▶ _Work request_: Please return each record exactly, leaving nothing out.

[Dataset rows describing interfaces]
....
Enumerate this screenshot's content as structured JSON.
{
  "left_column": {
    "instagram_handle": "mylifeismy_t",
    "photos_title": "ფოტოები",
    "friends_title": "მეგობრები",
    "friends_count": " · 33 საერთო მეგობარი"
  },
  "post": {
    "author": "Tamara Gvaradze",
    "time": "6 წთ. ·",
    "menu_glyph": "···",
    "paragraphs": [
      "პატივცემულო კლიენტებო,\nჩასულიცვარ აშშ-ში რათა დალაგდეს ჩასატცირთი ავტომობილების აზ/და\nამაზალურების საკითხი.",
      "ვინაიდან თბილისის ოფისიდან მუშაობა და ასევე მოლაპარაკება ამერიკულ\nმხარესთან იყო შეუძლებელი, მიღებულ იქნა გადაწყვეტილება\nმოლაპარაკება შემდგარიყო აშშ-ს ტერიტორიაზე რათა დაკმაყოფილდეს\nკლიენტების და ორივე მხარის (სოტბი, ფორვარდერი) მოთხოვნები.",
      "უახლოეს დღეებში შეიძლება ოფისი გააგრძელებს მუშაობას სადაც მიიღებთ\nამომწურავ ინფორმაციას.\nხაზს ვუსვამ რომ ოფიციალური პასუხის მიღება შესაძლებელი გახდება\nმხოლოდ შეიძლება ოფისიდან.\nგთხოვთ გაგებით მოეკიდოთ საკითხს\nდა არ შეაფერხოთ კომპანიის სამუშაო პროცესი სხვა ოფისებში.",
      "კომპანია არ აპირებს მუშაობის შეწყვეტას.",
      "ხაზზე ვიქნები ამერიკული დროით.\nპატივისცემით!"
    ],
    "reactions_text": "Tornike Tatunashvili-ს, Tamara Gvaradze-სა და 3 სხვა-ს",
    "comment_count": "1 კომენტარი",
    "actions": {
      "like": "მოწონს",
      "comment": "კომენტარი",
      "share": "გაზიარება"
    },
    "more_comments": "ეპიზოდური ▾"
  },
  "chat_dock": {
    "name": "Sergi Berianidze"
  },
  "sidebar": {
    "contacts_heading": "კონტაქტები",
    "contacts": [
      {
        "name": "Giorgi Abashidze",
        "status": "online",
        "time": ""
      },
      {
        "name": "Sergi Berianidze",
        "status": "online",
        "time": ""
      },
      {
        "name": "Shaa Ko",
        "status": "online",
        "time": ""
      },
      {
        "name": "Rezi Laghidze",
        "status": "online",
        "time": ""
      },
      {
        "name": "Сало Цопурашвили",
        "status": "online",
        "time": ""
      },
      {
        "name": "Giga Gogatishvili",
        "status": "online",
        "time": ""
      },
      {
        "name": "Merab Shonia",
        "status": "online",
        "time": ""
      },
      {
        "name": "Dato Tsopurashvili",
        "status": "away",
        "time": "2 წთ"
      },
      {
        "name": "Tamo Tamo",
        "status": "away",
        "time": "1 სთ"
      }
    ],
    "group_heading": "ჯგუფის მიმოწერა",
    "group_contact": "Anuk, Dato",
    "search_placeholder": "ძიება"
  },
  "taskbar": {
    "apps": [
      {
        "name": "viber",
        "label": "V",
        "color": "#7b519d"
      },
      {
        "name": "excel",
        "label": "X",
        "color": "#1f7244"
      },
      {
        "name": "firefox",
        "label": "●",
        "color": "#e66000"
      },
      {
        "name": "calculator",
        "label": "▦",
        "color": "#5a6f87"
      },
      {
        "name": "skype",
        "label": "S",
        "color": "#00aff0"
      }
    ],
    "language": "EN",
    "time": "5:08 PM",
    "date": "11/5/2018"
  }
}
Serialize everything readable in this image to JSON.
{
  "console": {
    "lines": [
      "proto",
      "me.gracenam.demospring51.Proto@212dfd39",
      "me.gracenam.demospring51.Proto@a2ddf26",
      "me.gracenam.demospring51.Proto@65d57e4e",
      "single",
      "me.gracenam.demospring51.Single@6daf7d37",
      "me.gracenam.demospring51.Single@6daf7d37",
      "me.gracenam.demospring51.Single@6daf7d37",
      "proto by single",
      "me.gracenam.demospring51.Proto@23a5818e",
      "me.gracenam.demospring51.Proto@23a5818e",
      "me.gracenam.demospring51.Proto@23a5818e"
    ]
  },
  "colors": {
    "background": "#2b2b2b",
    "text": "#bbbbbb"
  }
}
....
▶ _Task response_:
Enumerate this screenshot's content as structured JSON.
{
  "left_column": {
    "instagram_handle": "mylifeismy_t",
    "photos_title": "ფოტოები",
    "friends_title": "მეგობრები",
    "friends_count": " · 33 საერთო მეგობარი"
  },
  "post": {
    "author": "Tamara Gvaradze",
    "time": "6 წთ. ·",
    "menu_glyph": "···",
    "paragraphs": [
      "პატივცემულო კლიენტებო,\nჩასულიცვარ აშშ-ში რათა დალაგდეს ჩასატცირთი ავტომობილების აზ/და\nამაზალურების საკითხი.",
      "ვინაიდან თბილისის ოფისიდან მუშაობა და ასევე მოლაპარაკება ამერიკულ\nმხარესთან იყო შეუძლებელი, მიღებულ იქნა გადაწყვეტილება\nმოლაპარაკება შემდგარიყო აშშ-ს ტერიტორიაზე რათა დაკმაყოფილდეს\nკლიენტების და ორივე მხარის (სოტბი, ფორვარდერი) მოთხოვნები.",
      "უახლოეს დღეებში შეიძლება ოფისი გააგრძელებს მუშაობას სადაც მიიღებთ\nამომწურავ ინფორმაციას.\nხაზს ვუსვამ რომ ოფიციალური პასუხის მიღება შესაძლებელი გახდება\nმხოლოდ შეიძლება ოფისიდან.\nგთხოვთ გაგებით მოეკიდოთ საკითხს\nდა არ შეაფერხოთ კომპანიის სამუშაო პროცესი სხვა ოფისებში.",
      "კომპანია არ აპირებს მუშაობის შეწყვეტას.",
      "ხაზზე ვიქნები ამერიკული დროით.\nპატივისცემით!"
    ],
    "reactions_text": "Tornike Tatunashvili-ს, Tamara Gvaradze-სა და 3 სხვა-ს",
    "comment_count": "1 კომენტარი",
    "actions": {
      "like": "მოწონს",
      "comment": "კომენტარი",
      "share": "გაზიარება"
    },
    "more_comments": "ეპიზოდური ▾"
  },
  "chat_dock": {
    "name": "Sergi Berianidze"
  },
  "sidebar": {
    "contacts_heading": "კონტაქტები",
    "contacts": [
      {
        "name": "Giorgi Abashidze",
        "status": "online",
        "time": ""
      },
      {
        "name": "Sergi Berianidze",
        "status": "online",
        "time": ""
      },
      {
        "name": "Shaa Ko",
        "status": "online",
        "time": ""
      },
      {
        "name": "Rezi Laghidze",
        "status": "online",
        "time": ""
      },
      {
        "name": "Сало Цопурашвили",
        "status": "online",
        "time": ""
      },
      {
        "name": "Giga Gogatishvili",
        "status": "online",
        "time": ""
      },
      {
        "name": "Merab Shonia",
        "status": "online",
        "time": ""
      },
      {
        "name": "Dato Tsopurashvili",
        "status": "away",
        "time": "2 წთ"
      },
      {
        "name": "Tamo Tamo",
        "status": "away",
        "time": "1 სთ"
      }
    ],
    "group_heading": "ჯგუფის მიმოწერა",
    "group_contact": "Anuk, Dato",
    "search_placeholder": "ძიება"
  },
  "taskbar": {
    "apps": [
      {
        "name": "viber",
        "label": "V",
        "color": "#7b519d"
      },
      {
        "name": "excel",
        "label": "X",
        "color": "#1f7244"
      },
      {
        "name": "firefox",
        "label": "●",
        "color": "#e66000"
      },
      {
        "name": "calculator",
        "label": "▦",
        "color": "#5a6f87"
      },
      {
        "name": "skype",
        "label": "S",
        "color": "#00aff0"
      }
    ],
    "language": "EN",
    "time": "5:08 PM",
    "date": "11/5/2018"
  }
}
Serialize everything readable in this image to JSON.
{
  "console": {
    "lines": [
      "proto",
      "me.gracenam.demospring51.Proto@212dfd39",
      "me.gracenam.demospring51.Proto@a2ddf26",
      "me.gracenam.demospring51.Proto@65d57e4e",
      "single",
      "me.gracenam.demospring51.Single@6daf7d37",
      "me.gracenam.demospring51.Single@6daf7d37",
      "me.gracenam.demospring51.Single@6daf7d37",
      "proto by single",
      "me.gracenam.demospring51.Proto@23a5818e",
      "me.gracenam.demospring51.Proto@23a5818e",
      "me.gracenam.demospring51.Proto@23a5818e"
    ]
  },
  "colors": {
    "background": "#2b2b2b",
    "text": "#bbbbbb"
  }
}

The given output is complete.